North Country Cheviot Sheep Society
Introducing the North Country Cheviot breed to a hill and upland unit in the Scottish Highlands has been one of the best decisions made according to farm manager Gerald Joyce, who made the switch from the rival Blackface five years ago.
Situated 40 miles south of Inverness and nearby to the busy A9, Gerald manages the 7000-acre Balavil Estate, Kingussie, alongside shepherds James MacLean and Geordie Wemyss.
The team has built up a flock of 560 North Country Cheviot Lairg-type ewes under the Balavil House Farm prefix, after sourcing some of the best bloodlines in the country at breed sales held at Lockerbie and Lairg.
Gerald and the boys also oversee the estate’s pedigree Aberdeen-Angus herd which numbers 50 cows.
“Introducing Cheviot ewes has honestly been the best decision yet and I have Rod McKenzie from Muirton to thank for this as he was the one who pushed me to try them,” said Gerald.
“We used to keep Blackfaces as well but with the current farming policy, the sheep have to come off the hill for a certain time in the winter and we found that the Blackies always struggled when they came back to the low ground.
“The Cheviots just seem to adapt to change and their mothering ability is second to none, producing plenty of milk and easy fleshing lambs.”
It was ewe hoggs from Lairg that were the first Cheviots to run on the hills at Balavil, before being accompanied by the best of stock ewes which includes ones from the well-known Whitehope flock.
Noted stock tups have also been purchased at Lockerbie, most of which have come from Whitehope and Stouphill.
Gerald likes to buy powerful stock tups and believes they should have plenty length to breed a good commercial sheep for the hill and produce plenty of meat for the table.
He said: “This is a really hard hill farm – the land is tough and the grass is pretty much non-existent so the fact the Cheviots can still perform well says it all really. To utilise the hill ground, we are doing the opposite to most farmers and try to breed more single lambs than twins so that we can make the most of the tough ground.
“We don’t flush the hill ewes before tupping but they still manage to produce good scanning results, with this year’s stock ewes at 172% and hill ewes at 145%. We are still working on getting the correct balance on the hill ewes.
“It’s worth pointing out that Cheviots are often associated with producing too many hung lambs but I think this has a lot to do with nutrition and not the breed itself.”
All the ewes are lambed in the in-bye parks which takes place from the first of April onwards, with singles fed hay and lick buckets only prior to their due date and twins introduced to Harbro Premium Ewe rolls six weeks beforehand.
Gerald and team aim to have the ewes with single lambs marked and back out onto the hill as soon as possible, whilst the twins stay down until later in June. The majority of the sheep work is done out on the hill in the fank, with stage treatments given for the control of ticks and the entire flock dipped in September by a contractor.

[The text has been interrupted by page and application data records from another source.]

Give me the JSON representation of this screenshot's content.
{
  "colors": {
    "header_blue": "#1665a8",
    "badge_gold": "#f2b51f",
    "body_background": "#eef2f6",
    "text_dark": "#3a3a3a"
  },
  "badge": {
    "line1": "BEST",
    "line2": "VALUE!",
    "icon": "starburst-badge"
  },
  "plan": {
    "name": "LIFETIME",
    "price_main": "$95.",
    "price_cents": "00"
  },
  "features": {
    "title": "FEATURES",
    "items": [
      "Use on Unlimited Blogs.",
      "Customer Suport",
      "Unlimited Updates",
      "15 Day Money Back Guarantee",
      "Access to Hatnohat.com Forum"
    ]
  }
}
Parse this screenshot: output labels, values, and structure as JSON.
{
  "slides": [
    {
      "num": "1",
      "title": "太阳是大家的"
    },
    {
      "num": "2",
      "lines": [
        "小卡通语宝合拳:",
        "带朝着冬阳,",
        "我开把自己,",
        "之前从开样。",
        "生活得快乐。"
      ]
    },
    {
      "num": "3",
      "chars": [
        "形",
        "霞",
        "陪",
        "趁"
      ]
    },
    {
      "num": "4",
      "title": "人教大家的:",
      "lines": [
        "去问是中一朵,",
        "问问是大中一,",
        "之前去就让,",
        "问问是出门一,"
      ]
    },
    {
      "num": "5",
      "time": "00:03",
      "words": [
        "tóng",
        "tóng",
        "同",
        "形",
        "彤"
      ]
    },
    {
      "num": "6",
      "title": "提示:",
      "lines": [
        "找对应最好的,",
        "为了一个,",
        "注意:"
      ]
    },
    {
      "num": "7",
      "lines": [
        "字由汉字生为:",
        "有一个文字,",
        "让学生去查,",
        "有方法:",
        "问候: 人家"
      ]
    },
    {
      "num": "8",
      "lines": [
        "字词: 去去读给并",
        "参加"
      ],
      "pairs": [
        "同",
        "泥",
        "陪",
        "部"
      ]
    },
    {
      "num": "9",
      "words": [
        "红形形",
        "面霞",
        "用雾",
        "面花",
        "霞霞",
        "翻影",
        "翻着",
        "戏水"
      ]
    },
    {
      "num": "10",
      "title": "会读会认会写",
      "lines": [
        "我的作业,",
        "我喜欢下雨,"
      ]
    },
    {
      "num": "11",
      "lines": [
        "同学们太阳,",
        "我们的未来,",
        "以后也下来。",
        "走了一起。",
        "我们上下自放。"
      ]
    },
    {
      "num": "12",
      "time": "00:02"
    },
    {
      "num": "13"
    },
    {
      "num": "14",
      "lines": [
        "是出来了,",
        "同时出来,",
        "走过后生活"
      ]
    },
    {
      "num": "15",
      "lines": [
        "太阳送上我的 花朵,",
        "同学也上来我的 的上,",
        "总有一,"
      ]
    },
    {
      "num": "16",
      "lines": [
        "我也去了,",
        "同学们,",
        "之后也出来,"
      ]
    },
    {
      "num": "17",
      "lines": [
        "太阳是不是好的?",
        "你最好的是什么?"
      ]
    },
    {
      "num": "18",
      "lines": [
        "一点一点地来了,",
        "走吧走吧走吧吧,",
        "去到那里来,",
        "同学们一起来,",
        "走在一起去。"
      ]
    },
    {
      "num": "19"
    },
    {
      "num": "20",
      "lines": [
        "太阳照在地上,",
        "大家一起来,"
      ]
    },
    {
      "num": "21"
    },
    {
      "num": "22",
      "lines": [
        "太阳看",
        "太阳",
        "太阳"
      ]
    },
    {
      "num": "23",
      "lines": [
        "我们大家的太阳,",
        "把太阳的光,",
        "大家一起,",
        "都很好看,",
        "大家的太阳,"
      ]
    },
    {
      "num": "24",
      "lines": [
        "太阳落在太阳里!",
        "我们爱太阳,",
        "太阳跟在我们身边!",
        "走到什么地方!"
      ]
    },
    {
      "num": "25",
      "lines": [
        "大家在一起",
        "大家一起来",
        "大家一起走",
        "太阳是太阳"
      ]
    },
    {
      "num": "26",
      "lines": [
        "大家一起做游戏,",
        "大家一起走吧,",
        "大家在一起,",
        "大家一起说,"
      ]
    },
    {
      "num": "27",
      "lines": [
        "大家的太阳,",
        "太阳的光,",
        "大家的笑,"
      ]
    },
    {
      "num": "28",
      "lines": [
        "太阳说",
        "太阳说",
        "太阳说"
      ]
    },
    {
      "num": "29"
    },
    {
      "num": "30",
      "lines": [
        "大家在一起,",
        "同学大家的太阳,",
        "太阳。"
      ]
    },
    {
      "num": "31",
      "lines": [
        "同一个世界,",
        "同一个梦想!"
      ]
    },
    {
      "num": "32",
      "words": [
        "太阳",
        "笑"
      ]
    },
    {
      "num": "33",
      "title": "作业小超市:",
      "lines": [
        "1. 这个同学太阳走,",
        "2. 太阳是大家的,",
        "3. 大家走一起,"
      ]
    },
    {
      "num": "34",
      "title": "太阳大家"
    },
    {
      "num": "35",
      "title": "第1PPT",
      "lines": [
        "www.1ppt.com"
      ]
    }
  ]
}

The majority of the lambs bred at Balavil are sold through the prime ring at Huntly Mart however, a top draw of 20 or 30 whether lambs are sold at the first sale at Lairg in early August.
“We move the fattening lambs onto stubble neeps and brassicas at the end of October, with the first lot away to Huntly before Christmas,” said Gerald, adding that prime lambs have averaged £120 over the season.
“Our aim is to have all lambs sold by the end of March before lambing takes place and we usually meet this target. The Cheviot lambs flesh well as we are putting lambs away comfortably at 46kg and we receive good compliments from the buyers, purely on the length and carcase quality of the Cheviot.”
In years gone by, Balavil has been tupping cast ewes to the Bluefaced Leicester to produce Cheviot Mule gimmers for selling through Huntly in September, where last year they sold to an average of £182 per head.
Although this has been a viable market for the estate, Gerald has decided to now sell draft ewes through Lairg to keep the flock at a manageable size for the farm and due to growing demand for older ewes at breed sales.
A handful of registered tup lambs have also been kept on to be used at home, with hopes to sell them as two-shears through the sale ring.
Gerald concluded: “After buying in some top bloodlines and building up quality quickly, we are hopefully on our way to a closed flock after this year. It takes time to acclimatise any breed to a new environment but we were so impressed with how quickly the Cheviot adapted.
“This is a breed fundamental to the sheep industry and they meet all the requirements of a hardy, productive hill ewe.”